Our children model what we do, including our screen usage. We cannot be upset with our children for being hooked on screens if we are addicted to our digital devices in the same manner. Banning our children from tech and encouraging them to go outside might work briefly, but our example is ultimately a critical element in our children’s screen choices.
Eating meals together without screens is key to having a happy family. Research shows that families who eat their meals together have children who grow up to be significantly less likely to drink, smoke, take drugs or experience internalising (depression and anxiety) or externalising (anger and delinquency) disorders. Conflict will be lower. Their wellbeing is higher – and their dietary intake is healthier! It seems the thing that leads to these positive outcomes is not the meal, though. Instead, it is the time that families talk during the meal that acts as a protective factor in children’s lives. Screens interrupt those conversations in dysfunctional ways, and reduce the protection that the family meal offers.
When screens are in bedrooms, children use them and this can lead to detrimental outcomes. They stare at the box or get busy swiping the screen. They stay in bed but sleep poorly. They interact on social media or with networked online games but have few quality relationships. Their schooling suffers and their health deteriorates. Parents have little idea of what their children are being exposed to on their screens, and may find their relationships becoming uneasy as their children are influenced more by the strangers on their screens than their loved ones in their immediate environment.
Ultimately, we ought to remember that screens exist to service us – and not the other way around. We cannot afford for our families to become slaves to our screens, or the outcomes will all too often be negative.
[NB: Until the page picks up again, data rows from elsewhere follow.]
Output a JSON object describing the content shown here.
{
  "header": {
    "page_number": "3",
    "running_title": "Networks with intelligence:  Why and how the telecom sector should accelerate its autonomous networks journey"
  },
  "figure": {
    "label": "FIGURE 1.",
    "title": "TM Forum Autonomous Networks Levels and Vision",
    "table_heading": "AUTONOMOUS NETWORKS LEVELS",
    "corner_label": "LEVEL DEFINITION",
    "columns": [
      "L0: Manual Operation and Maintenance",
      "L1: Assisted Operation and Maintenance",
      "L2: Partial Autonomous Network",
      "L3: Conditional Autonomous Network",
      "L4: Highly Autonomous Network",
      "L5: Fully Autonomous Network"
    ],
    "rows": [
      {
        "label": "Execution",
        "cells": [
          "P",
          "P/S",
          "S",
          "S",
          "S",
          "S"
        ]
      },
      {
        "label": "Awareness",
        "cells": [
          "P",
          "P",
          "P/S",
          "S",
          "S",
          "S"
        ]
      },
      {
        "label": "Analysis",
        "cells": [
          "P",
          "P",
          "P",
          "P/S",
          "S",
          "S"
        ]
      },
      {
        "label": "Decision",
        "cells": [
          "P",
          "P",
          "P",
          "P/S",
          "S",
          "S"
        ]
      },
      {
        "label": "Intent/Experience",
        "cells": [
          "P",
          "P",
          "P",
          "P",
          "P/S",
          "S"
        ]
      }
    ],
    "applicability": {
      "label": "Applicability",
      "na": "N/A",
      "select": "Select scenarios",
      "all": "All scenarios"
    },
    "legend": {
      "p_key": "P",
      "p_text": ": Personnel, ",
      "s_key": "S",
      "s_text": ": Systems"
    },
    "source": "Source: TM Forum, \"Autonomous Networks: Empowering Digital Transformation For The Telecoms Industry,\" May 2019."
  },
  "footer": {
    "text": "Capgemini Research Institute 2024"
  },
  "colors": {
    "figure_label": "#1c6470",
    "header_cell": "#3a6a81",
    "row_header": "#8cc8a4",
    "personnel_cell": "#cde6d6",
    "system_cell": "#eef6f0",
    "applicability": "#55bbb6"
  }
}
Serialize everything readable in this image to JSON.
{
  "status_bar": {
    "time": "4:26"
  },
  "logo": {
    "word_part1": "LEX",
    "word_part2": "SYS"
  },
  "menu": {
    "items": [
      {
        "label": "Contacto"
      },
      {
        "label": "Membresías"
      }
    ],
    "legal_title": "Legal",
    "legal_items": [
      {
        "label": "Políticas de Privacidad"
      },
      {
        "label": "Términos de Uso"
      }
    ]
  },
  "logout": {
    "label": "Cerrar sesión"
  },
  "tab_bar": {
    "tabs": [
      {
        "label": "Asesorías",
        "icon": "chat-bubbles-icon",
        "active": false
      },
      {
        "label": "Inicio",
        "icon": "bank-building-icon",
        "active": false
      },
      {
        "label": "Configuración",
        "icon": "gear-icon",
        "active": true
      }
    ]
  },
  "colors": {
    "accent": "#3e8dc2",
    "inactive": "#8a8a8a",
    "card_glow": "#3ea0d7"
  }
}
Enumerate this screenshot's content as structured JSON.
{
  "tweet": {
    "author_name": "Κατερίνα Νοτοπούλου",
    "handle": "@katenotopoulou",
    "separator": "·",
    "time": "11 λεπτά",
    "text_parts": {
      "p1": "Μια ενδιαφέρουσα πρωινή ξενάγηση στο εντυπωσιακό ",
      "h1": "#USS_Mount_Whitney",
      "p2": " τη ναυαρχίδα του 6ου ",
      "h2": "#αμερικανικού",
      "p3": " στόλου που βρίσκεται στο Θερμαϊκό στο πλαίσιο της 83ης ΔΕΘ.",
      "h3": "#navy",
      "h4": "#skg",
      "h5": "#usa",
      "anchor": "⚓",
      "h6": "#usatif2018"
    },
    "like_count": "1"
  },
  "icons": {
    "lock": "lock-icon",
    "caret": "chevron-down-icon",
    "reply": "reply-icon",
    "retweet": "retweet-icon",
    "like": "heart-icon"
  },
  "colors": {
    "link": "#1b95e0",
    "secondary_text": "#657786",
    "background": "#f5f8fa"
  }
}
“In order to make screens work for you rather than against you, set clear limits, be a good example, keep tech out of bedrooms and spend more time in wholesome recreational family activities,” advises Dr Justin.